(ASSIGNMENT): Output every entry exactly as written, skipping any pictures.

(Web page and app entries)
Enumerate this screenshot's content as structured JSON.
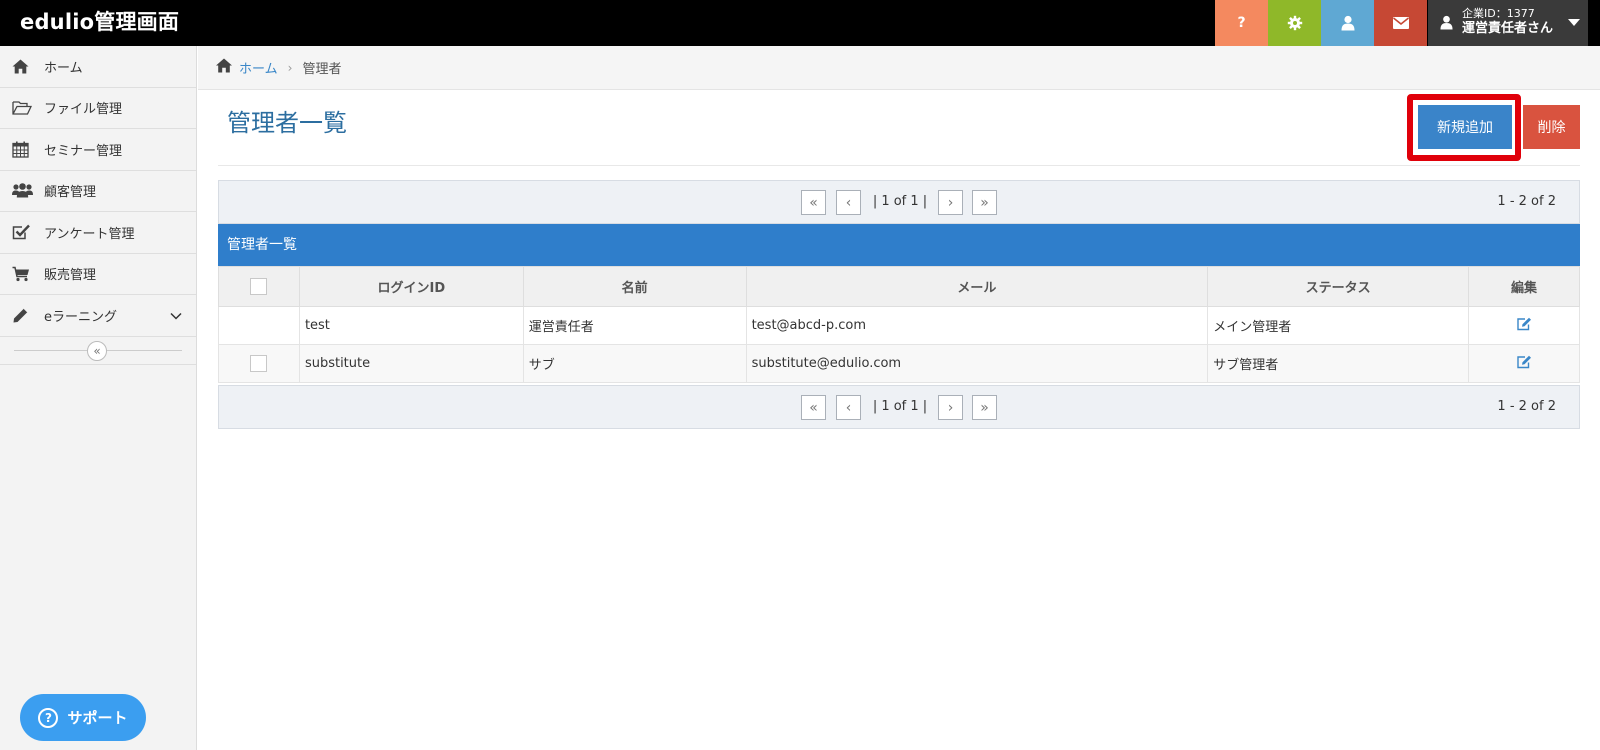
{
  "header": {
    "brand": "edulio管理画面",
    "account_line1": "企業ID：1377",
    "account_line2": "運営責任者さん",
    "icons": [
      "help-icon",
      "gear-icon",
      "user-icon",
      "mail-icon"
    ],
    "colors": {
      "help": "#f4895f",
      "gear": "#8fb829",
      "user": "#5fa8d3",
      "mail": "#c64834",
      "account": "#3a3a3a"
    }
  },
  "sidebar": {
    "items": [
      {
        "label": "ホーム",
        "icon": "home-icon"
      },
      {
        "label": "ファイル管理",
        "icon": "folder-open-icon"
      },
      {
        "label": "セミナー管理",
        "icon": "calendar-icon"
      },
      {
        "label": "顧客管理",
        "icon": "users-icon"
      },
      {
        "label": "アンケート管理",
        "icon": "checkbox-icon"
      },
      {
        "label": "販売管理",
        "icon": "cart-icon"
      },
      {
        "label": "eラーニング",
        "icon": "pencil-icon"
      }
    ],
    "support_label": "サポート"
  },
  "breadcrumb": {
    "home": "ホーム",
    "current": "管理者"
  },
  "page": {
    "title": "管理者一覧",
    "new_button": "新規追加",
    "delete_button": "削除",
    "accent": "#2f7ecb"
  },
  "pager": {
    "page_text": "1 of 1",
    "count_text": "1 - 2 of 2"
  },
  "table": {
    "caption": "管理者一覧",
    "columns": [
      "ログインID",
      "名前",
      "メール",
      "ステータス",
      "編集"
    ],
    "rows": [
      {
        "login_id": "test",
        "name": "運営責任者",
        "email": "test@abcd-p.com",
        "status": "メイン管理者",
        "checkbox": false
      },
      {
        "login_id": "substitute",
        "name": "サブ",
        "email": "substitute@edulio.com",
        "status": "サブ管理者",
        "checkbox": true
      }
    ]
  }
}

(SOLVED EXERCISE):
Enumerate this screenshot's content as structured JSON.
{
  "header": {
    "brand": "edulio管理画面",
    "account_line1": "企業ID：1377",
    "account_line2": "運営責任者さん",
    "icons": [
      "help-icon",
      "gear-icon",
      "user-icon",
      "mail-icon"
    ],
    "colors": {
      "help": "#f4895f",
      "gear": "#8fb829",
      "user": "#5fa8d3",
      "mail": "#c64834",
      "account": "#3a3a3a"
    }
  },
  "sidebar": {
    "items": [
      {
        "label": "ホーム",
        "icon": "home-icon"
      },
      {
        "label": "ファイル管理",
        "icon": "folder-open-icon"
      },
      {
        "label": "セミナー管理",
        "icon": "calendar-icon"
      },
      {
        "label": "顧客管理",
        "icon": "users-icon"
      },
      {
        "label": "アンケート管理",
        "icon": "checkbox-icon"
      },
      {
        "label": "販売管理",
        "icon": "cart-icon"
      },
      {
        "label": "eラーニング",
        "icon": "pencil-icon"
      }
    ],
    "support_label": "サポート"
  },
  "breadcrumb": {
    "home": "ホーム",
    "current": "管理者"
  },
  "page": {
    "title": "管理者一覧",
    "new_button": "新規追加",
    "delete_button": "削除",
    "accent": "#2f7ecb"
  },
  "pager": {
    "page_text": "1 of 1",
    "count_text": "1 - 2 of 2"
  },
  "table": {
    "caption": "管理者一覧",
    "columns": [
      "ログインID",
      "名前",
      "メール",
      "ステータス",
      "編集"
    ],
    "rows": [
      {
        "login_id": "test",
        "name": "運営責任者",
        "email": "test@abcd-p.com",
        "status": "メイン管理者",
        "checkbox": false
      },
      {
        "login_id": "substitute",
        "name": "サブ",
        "email": "substitute@edulio.com",
        "status": "サブ管理者",
        "checkbox": true
      }
    ]
  }
}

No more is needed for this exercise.